▸ **TASK DETAILS**
How many lines in the data hold the string "title"? State the number alone.

▸ **RECORDS SUPPLIED**
━━━━━━━━━━━━━━━━━━━━
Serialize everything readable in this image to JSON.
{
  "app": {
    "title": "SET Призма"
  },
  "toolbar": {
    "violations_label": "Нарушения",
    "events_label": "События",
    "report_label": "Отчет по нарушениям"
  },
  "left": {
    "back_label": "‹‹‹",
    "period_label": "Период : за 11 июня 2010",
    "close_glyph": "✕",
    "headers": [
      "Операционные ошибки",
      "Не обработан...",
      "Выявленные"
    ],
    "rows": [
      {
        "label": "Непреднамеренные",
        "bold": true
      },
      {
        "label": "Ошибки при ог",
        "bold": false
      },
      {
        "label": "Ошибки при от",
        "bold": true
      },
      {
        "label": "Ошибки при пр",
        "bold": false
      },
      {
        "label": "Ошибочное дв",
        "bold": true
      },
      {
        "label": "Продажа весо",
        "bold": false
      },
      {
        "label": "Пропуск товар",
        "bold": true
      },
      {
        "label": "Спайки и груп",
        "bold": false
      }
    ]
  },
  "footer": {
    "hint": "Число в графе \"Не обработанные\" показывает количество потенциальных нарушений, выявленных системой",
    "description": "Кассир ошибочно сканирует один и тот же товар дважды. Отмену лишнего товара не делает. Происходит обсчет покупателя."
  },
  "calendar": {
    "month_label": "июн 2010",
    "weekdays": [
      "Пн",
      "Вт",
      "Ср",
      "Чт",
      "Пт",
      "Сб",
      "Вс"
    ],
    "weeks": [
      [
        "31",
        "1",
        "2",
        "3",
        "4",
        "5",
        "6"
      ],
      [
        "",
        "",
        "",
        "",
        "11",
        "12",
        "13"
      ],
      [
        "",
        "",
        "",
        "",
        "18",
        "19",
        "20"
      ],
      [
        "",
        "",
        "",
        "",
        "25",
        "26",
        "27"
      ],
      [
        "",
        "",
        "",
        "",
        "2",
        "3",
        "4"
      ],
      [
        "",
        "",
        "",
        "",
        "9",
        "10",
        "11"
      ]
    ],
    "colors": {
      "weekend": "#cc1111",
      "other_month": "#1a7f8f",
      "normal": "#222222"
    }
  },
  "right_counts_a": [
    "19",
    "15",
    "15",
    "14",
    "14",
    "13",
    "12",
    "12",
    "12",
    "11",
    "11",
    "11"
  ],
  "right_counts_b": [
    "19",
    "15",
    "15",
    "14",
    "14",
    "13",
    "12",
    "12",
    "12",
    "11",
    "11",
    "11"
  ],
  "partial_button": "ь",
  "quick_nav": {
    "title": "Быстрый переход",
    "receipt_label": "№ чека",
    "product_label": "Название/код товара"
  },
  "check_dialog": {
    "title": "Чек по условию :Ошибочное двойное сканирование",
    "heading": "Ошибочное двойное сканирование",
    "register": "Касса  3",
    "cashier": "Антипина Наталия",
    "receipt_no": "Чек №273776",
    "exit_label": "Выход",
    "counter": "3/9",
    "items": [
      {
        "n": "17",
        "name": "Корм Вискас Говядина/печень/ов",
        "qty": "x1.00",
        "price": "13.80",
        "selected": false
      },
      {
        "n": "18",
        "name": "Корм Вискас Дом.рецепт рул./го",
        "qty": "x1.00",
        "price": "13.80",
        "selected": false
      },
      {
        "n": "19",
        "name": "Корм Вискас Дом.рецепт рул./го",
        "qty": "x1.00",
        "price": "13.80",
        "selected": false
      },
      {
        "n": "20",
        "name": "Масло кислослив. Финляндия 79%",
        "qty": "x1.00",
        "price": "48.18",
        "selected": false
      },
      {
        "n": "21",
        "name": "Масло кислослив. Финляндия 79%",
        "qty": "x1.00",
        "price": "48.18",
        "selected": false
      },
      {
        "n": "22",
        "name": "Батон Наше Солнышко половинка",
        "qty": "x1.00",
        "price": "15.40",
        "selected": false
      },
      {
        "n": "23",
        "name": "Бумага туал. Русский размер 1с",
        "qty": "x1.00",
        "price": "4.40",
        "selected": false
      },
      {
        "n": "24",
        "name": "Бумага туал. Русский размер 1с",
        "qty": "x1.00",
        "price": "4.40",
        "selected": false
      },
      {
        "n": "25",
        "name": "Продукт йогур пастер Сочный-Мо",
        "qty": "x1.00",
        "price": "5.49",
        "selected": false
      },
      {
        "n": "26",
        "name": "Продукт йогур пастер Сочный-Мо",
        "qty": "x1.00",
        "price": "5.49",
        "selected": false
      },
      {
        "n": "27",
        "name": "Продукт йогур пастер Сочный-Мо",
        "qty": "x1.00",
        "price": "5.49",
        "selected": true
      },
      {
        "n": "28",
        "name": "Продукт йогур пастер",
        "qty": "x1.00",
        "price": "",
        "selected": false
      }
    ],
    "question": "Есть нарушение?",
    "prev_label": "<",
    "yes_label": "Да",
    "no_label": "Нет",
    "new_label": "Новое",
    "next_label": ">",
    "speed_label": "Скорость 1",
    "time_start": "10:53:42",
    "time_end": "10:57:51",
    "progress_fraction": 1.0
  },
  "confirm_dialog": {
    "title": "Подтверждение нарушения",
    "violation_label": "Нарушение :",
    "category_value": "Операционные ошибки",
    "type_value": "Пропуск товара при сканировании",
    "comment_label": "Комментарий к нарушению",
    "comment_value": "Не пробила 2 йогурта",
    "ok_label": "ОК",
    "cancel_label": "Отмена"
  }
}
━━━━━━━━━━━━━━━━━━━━
▸ **THE COMPLETED TASK**
4